Despite these initiatives, we do not seem able to achieve the required results in developing new entrepreneurial businesses. What are the reasons for this? It is well accepted that research forms the fundamental base for innovation and subsequent commercialisation. However, in South Africa we are often unable to turn research into commercially viable entrepreneurial businesses.
In the USA, it is common to learn of businesses that started in a "garage" and have subsequently grown into mega-businesses. In most cases, research and innovation are the recipe for success. These companies' sustainable competitive advantage is therefore encapsulated in new technology-based products or services that challenge the status quo and provide new value streams or opportunities. Some examples are Uber, Airbnb, Tesla and SpaceX, to name but a few. One could argue that Tesla and SpaceX did not start in a garage. Fact is, Elon Musk started his first businesses, which he eventually sold to become PayPal, in a garage. He then used the same principles to develop Tesla and SpaceX.
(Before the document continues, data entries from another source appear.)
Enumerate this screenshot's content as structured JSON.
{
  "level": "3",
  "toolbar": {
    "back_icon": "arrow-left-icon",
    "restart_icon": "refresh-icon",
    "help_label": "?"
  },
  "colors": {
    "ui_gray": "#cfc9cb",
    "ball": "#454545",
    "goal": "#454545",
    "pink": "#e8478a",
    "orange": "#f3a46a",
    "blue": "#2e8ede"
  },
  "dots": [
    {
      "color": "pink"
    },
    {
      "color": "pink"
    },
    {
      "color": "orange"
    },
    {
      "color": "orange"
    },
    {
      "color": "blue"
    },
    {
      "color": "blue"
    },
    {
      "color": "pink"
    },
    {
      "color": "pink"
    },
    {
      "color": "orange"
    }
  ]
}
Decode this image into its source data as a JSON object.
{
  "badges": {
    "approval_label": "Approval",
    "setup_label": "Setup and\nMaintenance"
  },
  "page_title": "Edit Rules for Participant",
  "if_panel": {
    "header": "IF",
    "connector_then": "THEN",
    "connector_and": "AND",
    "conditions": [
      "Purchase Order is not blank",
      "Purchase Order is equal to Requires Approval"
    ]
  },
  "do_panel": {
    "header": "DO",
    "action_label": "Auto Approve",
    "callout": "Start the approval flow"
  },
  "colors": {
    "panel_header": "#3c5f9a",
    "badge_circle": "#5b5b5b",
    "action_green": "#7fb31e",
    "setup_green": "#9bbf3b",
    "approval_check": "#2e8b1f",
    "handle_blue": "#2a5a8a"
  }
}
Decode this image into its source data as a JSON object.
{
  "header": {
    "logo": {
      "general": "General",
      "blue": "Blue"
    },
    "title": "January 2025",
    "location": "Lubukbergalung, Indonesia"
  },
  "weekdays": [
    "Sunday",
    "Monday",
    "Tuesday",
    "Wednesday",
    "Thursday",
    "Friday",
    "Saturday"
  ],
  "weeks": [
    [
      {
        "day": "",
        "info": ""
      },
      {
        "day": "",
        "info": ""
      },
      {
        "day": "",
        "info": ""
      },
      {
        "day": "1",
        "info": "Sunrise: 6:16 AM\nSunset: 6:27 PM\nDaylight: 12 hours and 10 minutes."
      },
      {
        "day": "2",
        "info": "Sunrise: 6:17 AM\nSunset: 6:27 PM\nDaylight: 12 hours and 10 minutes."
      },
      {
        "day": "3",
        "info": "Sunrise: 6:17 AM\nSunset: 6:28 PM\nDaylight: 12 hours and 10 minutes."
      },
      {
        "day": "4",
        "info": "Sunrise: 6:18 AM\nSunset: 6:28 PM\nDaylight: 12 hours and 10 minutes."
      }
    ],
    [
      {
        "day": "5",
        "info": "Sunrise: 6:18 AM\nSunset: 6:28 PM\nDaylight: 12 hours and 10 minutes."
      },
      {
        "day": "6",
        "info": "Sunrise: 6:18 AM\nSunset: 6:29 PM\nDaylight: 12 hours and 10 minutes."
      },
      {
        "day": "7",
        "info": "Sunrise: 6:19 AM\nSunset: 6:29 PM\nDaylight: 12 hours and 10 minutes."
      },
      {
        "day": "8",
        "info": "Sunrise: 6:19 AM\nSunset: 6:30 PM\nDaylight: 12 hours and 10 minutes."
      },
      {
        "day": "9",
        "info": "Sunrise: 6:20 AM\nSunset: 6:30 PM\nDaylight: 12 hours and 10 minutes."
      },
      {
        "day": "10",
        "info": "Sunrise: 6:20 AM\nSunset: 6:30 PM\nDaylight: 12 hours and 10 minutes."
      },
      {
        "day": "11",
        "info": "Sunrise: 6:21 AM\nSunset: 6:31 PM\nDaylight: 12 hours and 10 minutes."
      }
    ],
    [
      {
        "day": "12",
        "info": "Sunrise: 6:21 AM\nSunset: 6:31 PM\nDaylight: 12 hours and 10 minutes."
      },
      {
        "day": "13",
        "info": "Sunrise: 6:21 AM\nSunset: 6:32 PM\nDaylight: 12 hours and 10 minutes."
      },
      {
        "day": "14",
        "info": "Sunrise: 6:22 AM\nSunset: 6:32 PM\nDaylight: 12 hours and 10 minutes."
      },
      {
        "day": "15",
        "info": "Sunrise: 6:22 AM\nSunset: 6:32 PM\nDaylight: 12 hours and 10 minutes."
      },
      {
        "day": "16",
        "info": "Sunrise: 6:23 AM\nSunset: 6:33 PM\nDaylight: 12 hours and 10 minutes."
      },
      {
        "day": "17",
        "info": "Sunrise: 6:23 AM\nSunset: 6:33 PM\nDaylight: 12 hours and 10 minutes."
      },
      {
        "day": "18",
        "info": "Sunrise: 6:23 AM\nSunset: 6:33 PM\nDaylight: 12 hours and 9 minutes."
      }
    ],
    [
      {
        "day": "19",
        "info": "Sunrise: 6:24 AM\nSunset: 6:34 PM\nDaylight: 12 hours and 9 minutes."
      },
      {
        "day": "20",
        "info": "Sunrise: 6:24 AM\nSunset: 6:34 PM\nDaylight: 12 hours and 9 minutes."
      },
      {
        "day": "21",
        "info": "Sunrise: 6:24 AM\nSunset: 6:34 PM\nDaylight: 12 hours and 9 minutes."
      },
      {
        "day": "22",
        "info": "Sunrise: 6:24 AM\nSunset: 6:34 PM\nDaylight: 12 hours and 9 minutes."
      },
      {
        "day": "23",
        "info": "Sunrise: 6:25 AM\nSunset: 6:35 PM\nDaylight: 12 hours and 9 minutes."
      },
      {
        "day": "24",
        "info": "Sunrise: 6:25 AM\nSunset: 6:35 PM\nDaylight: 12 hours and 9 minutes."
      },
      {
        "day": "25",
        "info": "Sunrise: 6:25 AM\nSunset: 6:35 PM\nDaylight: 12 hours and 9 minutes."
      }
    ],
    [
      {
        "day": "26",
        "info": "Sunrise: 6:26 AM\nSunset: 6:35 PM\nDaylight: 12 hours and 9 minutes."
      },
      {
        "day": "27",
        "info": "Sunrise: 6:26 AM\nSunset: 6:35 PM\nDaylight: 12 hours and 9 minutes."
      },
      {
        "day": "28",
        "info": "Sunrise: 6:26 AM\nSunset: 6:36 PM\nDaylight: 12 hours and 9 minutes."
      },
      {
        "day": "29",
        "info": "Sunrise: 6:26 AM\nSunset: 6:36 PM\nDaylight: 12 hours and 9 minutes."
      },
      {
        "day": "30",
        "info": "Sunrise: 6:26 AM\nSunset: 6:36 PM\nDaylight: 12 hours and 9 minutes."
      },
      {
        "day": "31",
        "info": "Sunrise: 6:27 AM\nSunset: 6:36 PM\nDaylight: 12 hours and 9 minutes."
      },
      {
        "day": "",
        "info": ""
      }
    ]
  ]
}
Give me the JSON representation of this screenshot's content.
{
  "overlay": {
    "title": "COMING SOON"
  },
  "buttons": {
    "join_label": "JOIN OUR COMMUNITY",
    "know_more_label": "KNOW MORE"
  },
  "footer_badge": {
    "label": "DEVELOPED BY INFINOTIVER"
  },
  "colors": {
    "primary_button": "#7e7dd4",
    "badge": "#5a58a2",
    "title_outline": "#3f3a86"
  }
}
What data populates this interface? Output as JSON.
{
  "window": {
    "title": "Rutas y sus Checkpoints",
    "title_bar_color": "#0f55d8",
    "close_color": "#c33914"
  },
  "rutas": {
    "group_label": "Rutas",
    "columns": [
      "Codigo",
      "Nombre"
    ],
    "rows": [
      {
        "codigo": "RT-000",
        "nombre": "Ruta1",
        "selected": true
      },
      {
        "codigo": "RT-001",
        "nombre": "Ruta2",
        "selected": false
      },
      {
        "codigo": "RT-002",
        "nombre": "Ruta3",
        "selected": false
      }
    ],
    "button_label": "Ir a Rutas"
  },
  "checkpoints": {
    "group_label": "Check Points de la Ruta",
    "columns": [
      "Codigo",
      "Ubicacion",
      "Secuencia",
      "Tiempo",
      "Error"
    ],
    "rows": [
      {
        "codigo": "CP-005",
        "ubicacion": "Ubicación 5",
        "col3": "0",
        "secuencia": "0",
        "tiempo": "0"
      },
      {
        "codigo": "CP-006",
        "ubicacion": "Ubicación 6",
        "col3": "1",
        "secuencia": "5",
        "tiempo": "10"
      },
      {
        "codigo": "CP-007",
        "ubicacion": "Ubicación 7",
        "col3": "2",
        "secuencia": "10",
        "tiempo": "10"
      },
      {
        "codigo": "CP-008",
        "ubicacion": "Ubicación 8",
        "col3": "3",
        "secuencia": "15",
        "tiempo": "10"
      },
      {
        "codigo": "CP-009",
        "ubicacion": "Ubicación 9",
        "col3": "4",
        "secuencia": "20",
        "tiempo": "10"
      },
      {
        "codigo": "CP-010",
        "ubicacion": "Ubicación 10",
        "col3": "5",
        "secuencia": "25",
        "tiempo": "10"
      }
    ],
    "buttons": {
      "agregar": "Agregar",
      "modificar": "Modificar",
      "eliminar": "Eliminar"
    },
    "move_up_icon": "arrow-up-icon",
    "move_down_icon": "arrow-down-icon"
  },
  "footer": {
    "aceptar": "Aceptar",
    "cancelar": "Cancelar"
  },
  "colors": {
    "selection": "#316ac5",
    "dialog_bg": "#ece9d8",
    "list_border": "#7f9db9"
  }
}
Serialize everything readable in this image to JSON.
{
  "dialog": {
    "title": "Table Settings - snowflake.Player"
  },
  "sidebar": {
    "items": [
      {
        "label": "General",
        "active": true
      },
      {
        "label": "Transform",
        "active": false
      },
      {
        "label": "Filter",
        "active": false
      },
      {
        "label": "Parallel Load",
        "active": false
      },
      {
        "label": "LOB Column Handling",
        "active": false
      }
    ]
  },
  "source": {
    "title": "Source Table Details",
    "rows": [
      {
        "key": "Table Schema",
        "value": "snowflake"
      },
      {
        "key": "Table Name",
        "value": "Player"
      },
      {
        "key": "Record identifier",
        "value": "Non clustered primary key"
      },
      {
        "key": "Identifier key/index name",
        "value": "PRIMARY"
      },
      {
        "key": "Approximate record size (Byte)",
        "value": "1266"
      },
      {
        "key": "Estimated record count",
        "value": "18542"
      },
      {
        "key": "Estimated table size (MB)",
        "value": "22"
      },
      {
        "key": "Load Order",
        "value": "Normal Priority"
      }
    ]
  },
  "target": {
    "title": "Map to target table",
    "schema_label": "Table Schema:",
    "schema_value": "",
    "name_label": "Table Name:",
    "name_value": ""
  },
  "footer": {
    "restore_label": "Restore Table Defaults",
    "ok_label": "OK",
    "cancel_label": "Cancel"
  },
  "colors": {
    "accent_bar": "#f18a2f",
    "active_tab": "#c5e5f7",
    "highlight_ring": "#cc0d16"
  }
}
Cereal foods constitute a backbone of human diet all over the world and are typically the most important sources of energy and dietary fiber intake. Cereals typically contribute about 50% of dietary fiber intake in western countries. A high whole grain (WG) intake has been consistently associated with reduced risk of developing type 2 diabetes, cardiovascular diseases, and colorectal cancer, mainly based on evidence from observational studies [1, 2]. A major challenge in this area of research is that the active components and the underlying mechanism have not been fully explored. Dietary fiber has been reported to be responsible for the health effects of WG consumption. Evidence from in vitro and rodent studies is emerging that, in addition to dietary fiber, the unique phytochemicals in WGs may in part contribute to these health-promoting effects. WGs are rich sources of various bioactive phytochemicals, which are structurally diverse secondary metabolites synthesized by plants. Different WGs may have different phytochemicals. The chemical profiles of the major WGs are still largely unknown. A major group of phenolic compounds in WG wheat and rye is the 5-n-alkylresorcinols (ARs). Among commonly consumed foods, ARs are present in high amounts only in the outer layer of wheat and rye. Avenanthramides (AVAs) and avenacosides A and B are phytochemicals unique to WG oats. To improve the understanding of WG foods for human health, there is a need to further study the roles of specific phytochemicals in WGs for chronic disease prevention.